A recent paper published in the Journal of Neuroscience has brought new light on the ability of the human brain to prevent salience-driven distraction in a visual task. Researchers at Simon Fraser University (Burnaby, Canada) investigated whether salience-driven distraction is prevented by suppressing salient distractors or by preferentially up-weighting the relevant visual dimension.
As reported by Scientific American, cognitive neuroscientists John Gaspar and John McDonald arrived at the conclusion after asking 48 college students to take attention tests on a computer. The volunteers had to quickly spot a lone yellow circle among an array of green circles without being distracted by an even more eye-catching red circle. All the while the researchers monitored electrical activity in the students' brains. The recorded patterns revealed that their brains consistently suppressed reactions to all circles except the one they were looking for—the first direct evidence of this particular neural process in action.

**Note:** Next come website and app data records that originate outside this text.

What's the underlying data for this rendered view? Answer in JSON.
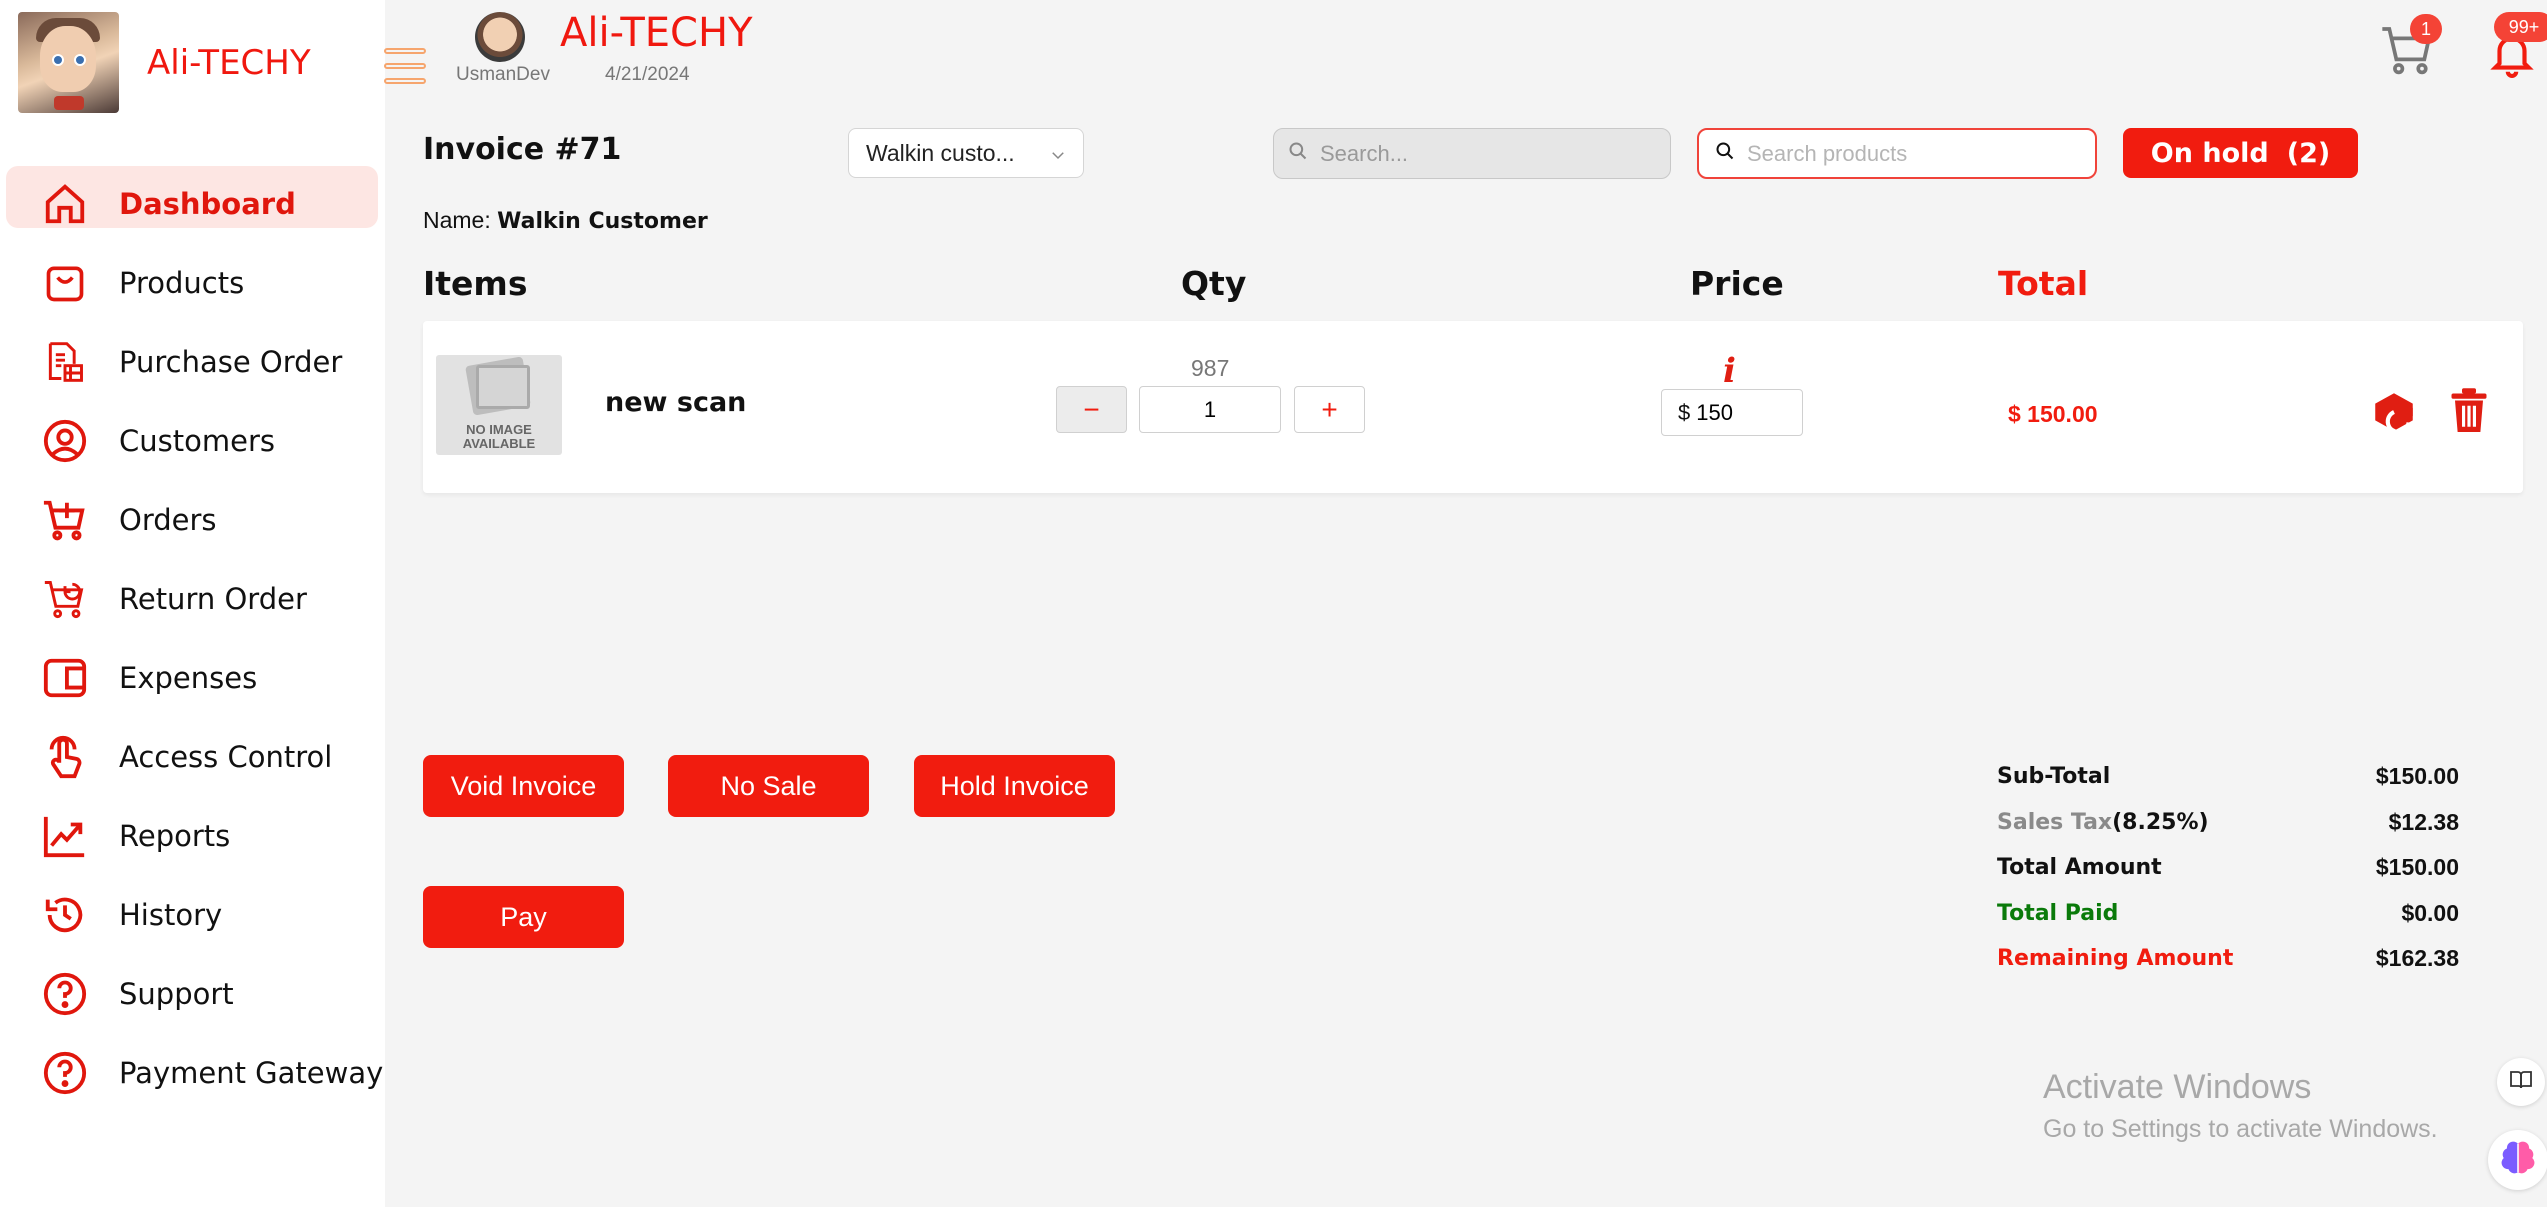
{
  "brand": {
    "name": "Ali-TECHY"
  },
  "sidebar": {
    "items": [
      {
        "label": "Dashboard",
        "icon": "home-icon",
        "active": true
      },
      {
        "label": "Products",
        "icon": "bag-icon"
      },
      {
        "label": "Purchase Order",
        "icon": "document-icon"
      },
      {
        "label": "Customers",
        "icon": "user-circle-icon"
      },
      {
        "label": "Orders",
        "icon": "cart-plus-icon"
      },
      {
        "label": "Return Order",
        "icon": "cart-return-icon"
      },
      {
        "label": "Expenses",
        "icon": "wallet-icon"
      },
      {
        "label": "Access Control",
        "icon": "touch-icon"
      },
      {
        "label": "Reports",
        "icon": "chart-line-icon"
      },
      {
        "label": "History",
        "icon": "history-icon"
      },
      {
        "label": "Support",
        "icon": "help-icon"
      },
      {
        "label": "Payment Gateway",
        "icon": "help-icon"
      }
    ]
  },
  "header": {
    "title": "Ali-TECHY",
    "username": "UsmanDev",
    "date": "4/21/2024",
    "cart_badge": "1",
    "notification_badge": "99+"
  },
  "invoice": {
    "title": "Invoice #71",
    "customer_select": "Walkin custo...",
    "name_label": "Name:",
    "customer_name": "Walkin Customer"
  },
  "search": {
    "placeholder": "Search..."
  },
  "search_products": {
    "placeholder": "Search products"
  },
  "on_hold": {
    "label": "On hold",
    "count": "(2)"
  },
  "columns": {
    "items": "Items",
    "qty": "Qty",
    "price": "Price",
    "total": "Total"
  },
  "items": [
    {
      "image_text_1": "NO IMAGE",
      "image_text_2": "AVAILABLE",
      "name": "new scan",
      "stock": "987",
      "qty": "1",
      "currency": "$",
      "price": "150",
      "total": "$ 150.00",
      "minus_label": "−",
      "plus_label": "+",
      "info_label": "i"
    }
  ],
  "actions": {
    "void": "Void Invoice",
    "no_sale": "No Sale",
    "hold": "Hold Invoice",
    "pay": "Pay"
  },
  "summary": {
    "subtotal_label": "Sub-Total",
    "subtotal": "$150.00",
    "tax_label": "Sales Tax",
    "tax_rate": "(8.25%)",
    "tax": "$12.38",
    "total_label": "Total Amount",
    "total": "$150.00",
    "paid_label": "Total Paid",
    "paid": "$0.00",
    "remaining_label": "Remaining Amount",
    "remaining": "$162.38"
  },
  "watermark": {
    "title": "Activate Windows",
    "subtitle": "Go to Settings to activate Windows."
  },
  "colors": {
    "accent": "#f11c0f",
    "active_bg": "#fde6e3",
    "paid": "#0a7a0a"
  }
}
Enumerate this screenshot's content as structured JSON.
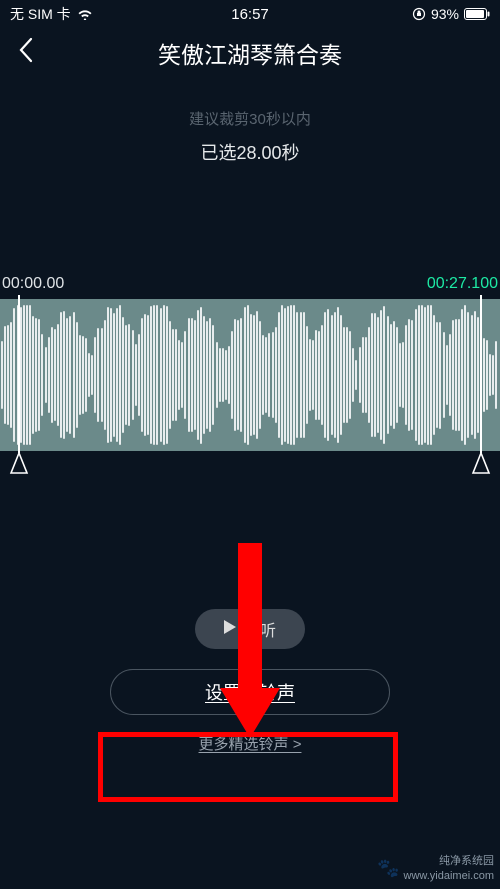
{
  "status": {
    "carrier": "无 SIM 卡",
    "time": "16:57",
    "battery_pct": "93%"
  },
  "header": {
    "title": "笑傲江湖琴箫合奏"
  },
  "editor": {
    "hint": "建议裁剪30秒以内",
    "selected_label": "已选28.00秒",
    "time_start": "00:00.00",
    "time_end": "00:27.100"
  },
  "buttons": {
    "preview": "试听",
    "set_ringtone": "设置为铃声",
    "more": "更多精选铃声 >"
  },
  "watermark": {
    "line1": "纯净系统园",
    "line2": "www.yidaimei.com"
  }
}
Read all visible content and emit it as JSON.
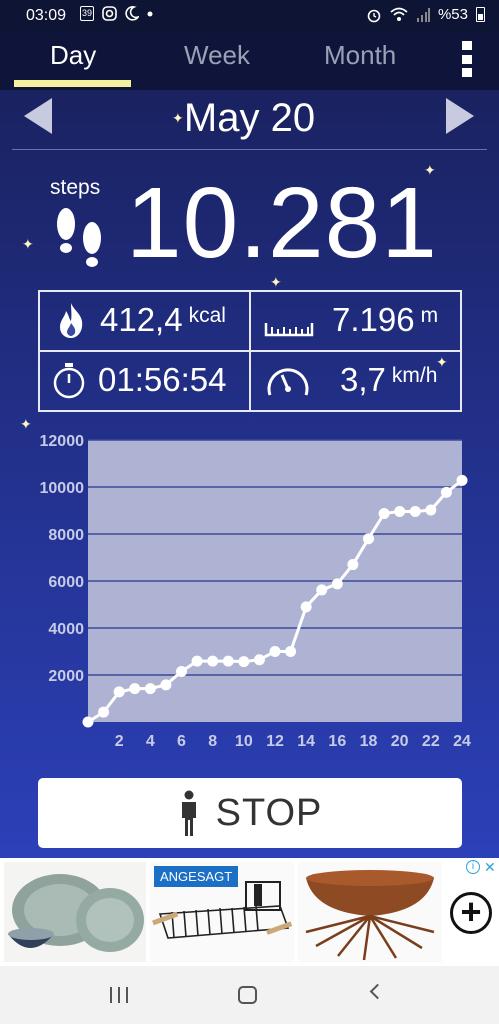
{
  "status_bar": {
    "time": "03:09",
    "notification_badge": "39",
    "battery": "%53",
    "icons_left": [
      "calendar-notification-icon",
      "instagram-icon",
      "moon-icon",
      "dot-icon"
    ],
    "icons_right": [
      "alarm-icon",
      "wifi-icon",
      "signal-icon",
      "battery-icon"
    ]
  },
  "tabs": [
    {
      "label": "Day",
      "active": true
    },
    {
      "label": "Week",
      "active": false
    },
    {
      "label": "Month",
      "active": false
    }
  ],
  "colors": {
    "tab_indicator": "#f4f0a0",
    "background_top": "#1a2260",
    "background_bottom": "#2c40b8",
    "plot_area": "#aeb3d3",
    "line": "#ffffff"
  },
  "date": "May 20",
  "steps": {
    "label": "steps",
    "value": "10.281"
  },
  "stats": {
    "calories": {
      "value": "412,4",
      "unit": "kcal",
      "icon": "flame-icon"
    },
    "distance": {
      "value": "7.196",
      "unit": "m",
      "icon": "ruler-icon"
    },
    "duration": {
      "value": "01:56:54",
      "icon": "stopwatch-icon"
    },
    "speed": {
      "value": "3,7",
      "unit": "km/h",
      "icon": "speedometer-icon"
    }
  },
  "chart_data": {
    "type": "line",
    "title": "",
    "xlabel": "",
    "ylabel": "",
    "x": [
      0,
      1,
      2,
      3,
      4,
      5,
      6,
      7,
      8,
      9,
      10,
      11,
      12,
      13,
      14,
      15,
      16,
      17,
      18,
      19,
      20,
      21,
      22,
      23,
      24
    ],
    "x_ticks": [
      2,
      4,
      6,
      8,
      10,
      12,
      14,
      16,
      18,
      20,
      22,
      24
    ],
    "y_ticks": [
      2000,
      4000,
      6000,
      8000,
      10000,
      12000
    ],
    "ylim": [
      0,
      12000
    ],
    "xlim": [
      0,
      24
    ],
    "grid": true,
    "series": [
      {
        "values": [
          0,
          420,
          1280,
          1420,
          1420,
          1580,
          2150,
          2590,
          2590,
          2590,
          2570,
          2650,
          3000,
          3000,
          4900,
          5620,
          5880,
          6700,
          7800,
          8870,
          8960,
          8960,
          9020,
          9770,
          10281
        ]
      }
    ]
  },
  "stop_button": {
    "label": "STOP",
    "icon": "person-icon"
  },
  "ad": {
    "badge": "ANGESAGT",
    "tiles": [
      "ceramic-plates-image",
      "dish-rack-image",
      "fire-bowl-image"
    ],
    "plus_icon": "plus-circle-icon"
  },
  "nav": {
    "icons": [
      "recent-apps-icon",
      "home-icon",
      "back-icon"
    ]
  }
}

“Neuroscientists have known about suppression for quite some time, but it's not given as much thought as mechanisms that boost attention,” McDonald says. “We have nailed down how you can prevent distraction through suppression.”
Abstract available here.